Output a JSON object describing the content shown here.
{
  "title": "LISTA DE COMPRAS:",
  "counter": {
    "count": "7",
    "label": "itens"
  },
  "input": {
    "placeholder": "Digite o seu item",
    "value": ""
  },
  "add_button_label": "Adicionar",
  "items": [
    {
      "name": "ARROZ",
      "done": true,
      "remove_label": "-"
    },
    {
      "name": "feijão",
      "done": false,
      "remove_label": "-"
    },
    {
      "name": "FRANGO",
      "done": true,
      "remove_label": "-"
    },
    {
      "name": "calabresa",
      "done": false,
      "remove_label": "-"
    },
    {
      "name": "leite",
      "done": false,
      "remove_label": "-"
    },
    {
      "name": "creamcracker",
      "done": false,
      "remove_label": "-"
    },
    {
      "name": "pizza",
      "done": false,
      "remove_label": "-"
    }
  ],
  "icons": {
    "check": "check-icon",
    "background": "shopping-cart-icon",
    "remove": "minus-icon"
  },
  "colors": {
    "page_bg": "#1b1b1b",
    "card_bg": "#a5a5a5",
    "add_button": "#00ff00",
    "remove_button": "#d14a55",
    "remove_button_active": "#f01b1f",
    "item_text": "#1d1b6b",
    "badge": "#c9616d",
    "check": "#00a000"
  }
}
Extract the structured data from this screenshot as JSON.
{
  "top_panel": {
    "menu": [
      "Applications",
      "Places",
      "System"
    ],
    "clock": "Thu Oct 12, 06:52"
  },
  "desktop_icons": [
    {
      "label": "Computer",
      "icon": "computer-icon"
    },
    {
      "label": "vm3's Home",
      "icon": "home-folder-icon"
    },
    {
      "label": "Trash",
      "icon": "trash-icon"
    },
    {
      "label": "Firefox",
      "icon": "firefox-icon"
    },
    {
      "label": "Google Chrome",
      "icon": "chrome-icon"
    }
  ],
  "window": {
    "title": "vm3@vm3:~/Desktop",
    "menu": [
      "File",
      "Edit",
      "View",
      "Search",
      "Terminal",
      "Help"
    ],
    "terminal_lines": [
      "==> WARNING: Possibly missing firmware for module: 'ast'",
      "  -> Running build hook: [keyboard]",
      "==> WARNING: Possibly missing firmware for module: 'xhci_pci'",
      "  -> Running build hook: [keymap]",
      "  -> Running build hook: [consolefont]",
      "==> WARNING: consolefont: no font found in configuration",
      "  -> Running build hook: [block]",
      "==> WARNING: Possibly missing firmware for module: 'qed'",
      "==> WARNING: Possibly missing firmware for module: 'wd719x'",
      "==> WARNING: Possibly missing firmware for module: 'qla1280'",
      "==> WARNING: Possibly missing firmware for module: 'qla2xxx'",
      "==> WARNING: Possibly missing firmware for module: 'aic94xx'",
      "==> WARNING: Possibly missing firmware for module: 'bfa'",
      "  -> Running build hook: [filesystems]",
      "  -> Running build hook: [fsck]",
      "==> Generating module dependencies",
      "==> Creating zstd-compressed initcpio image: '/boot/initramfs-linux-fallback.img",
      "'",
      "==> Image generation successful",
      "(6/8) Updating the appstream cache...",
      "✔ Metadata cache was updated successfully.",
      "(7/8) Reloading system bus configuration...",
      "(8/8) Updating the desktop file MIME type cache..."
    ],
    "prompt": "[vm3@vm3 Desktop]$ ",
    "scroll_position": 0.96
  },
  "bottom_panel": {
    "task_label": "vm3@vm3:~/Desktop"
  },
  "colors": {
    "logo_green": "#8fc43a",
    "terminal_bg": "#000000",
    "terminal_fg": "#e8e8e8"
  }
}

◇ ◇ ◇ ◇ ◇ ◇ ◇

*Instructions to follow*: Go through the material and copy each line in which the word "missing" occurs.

*Task solution*:
      "==> WARNING: Possibly missing firmware for module: 'ast'",
      "==> WARNING: Possibly missing firmware for module: 'xhci_pci'",
      "==> WARNING: Possibly missing firmware for module: 'qed'",
      "==> WARNING: Possibly missing firmware for module: 'wd719x'",
      "==> WARNING: Possibly missing firmware for module: 'qla1280'",
      "==> WARNING: Possibly missing firmware for module: 'qla2xxx'",
      "==> WARNING: Possibly missing firmware for module: 'aic94xx'",
      "==> WARNING: Possibly missing firmware for module: 'bfa'",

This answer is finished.